Work request
Filter these entries so that only lines with the word "Community" remain.

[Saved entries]
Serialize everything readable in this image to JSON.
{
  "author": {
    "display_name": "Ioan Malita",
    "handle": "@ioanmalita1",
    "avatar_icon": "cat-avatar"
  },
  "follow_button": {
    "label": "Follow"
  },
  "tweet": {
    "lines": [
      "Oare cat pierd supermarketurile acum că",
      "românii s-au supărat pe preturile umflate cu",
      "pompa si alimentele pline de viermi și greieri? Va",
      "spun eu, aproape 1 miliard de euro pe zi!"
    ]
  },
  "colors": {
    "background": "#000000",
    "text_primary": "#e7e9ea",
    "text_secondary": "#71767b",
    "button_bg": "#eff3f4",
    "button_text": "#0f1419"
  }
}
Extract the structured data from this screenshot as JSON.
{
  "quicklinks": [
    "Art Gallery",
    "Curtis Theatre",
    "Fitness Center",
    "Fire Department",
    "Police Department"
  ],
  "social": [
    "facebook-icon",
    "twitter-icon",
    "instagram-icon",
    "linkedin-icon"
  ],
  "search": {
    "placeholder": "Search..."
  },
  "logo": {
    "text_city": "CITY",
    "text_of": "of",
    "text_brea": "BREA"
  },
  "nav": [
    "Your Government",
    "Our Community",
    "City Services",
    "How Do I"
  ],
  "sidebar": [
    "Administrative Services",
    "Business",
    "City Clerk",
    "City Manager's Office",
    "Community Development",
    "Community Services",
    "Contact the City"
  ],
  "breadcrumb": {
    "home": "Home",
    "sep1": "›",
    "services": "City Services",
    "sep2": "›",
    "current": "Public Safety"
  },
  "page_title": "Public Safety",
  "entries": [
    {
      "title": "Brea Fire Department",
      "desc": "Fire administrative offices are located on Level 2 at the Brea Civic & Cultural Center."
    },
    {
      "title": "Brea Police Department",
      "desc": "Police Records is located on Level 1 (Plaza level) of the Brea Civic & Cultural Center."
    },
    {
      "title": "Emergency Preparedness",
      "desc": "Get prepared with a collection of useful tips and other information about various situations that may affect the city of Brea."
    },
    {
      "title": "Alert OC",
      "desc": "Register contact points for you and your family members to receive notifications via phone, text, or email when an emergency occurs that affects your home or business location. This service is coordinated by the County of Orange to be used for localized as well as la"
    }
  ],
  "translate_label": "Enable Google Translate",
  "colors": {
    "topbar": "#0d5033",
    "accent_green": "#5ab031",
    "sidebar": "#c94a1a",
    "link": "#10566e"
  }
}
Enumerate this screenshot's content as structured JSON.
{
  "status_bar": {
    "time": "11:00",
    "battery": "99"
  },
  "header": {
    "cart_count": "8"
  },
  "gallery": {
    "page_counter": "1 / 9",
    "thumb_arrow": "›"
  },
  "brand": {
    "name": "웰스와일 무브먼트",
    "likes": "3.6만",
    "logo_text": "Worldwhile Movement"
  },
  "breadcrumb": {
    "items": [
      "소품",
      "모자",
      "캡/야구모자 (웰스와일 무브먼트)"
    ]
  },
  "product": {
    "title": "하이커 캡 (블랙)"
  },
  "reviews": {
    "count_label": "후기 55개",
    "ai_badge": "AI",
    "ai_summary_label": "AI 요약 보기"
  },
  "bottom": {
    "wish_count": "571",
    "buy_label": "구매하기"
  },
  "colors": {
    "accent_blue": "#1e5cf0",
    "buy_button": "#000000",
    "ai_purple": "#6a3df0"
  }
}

Answer space
    "Our Community",
    "Community Development",
    "Community Services",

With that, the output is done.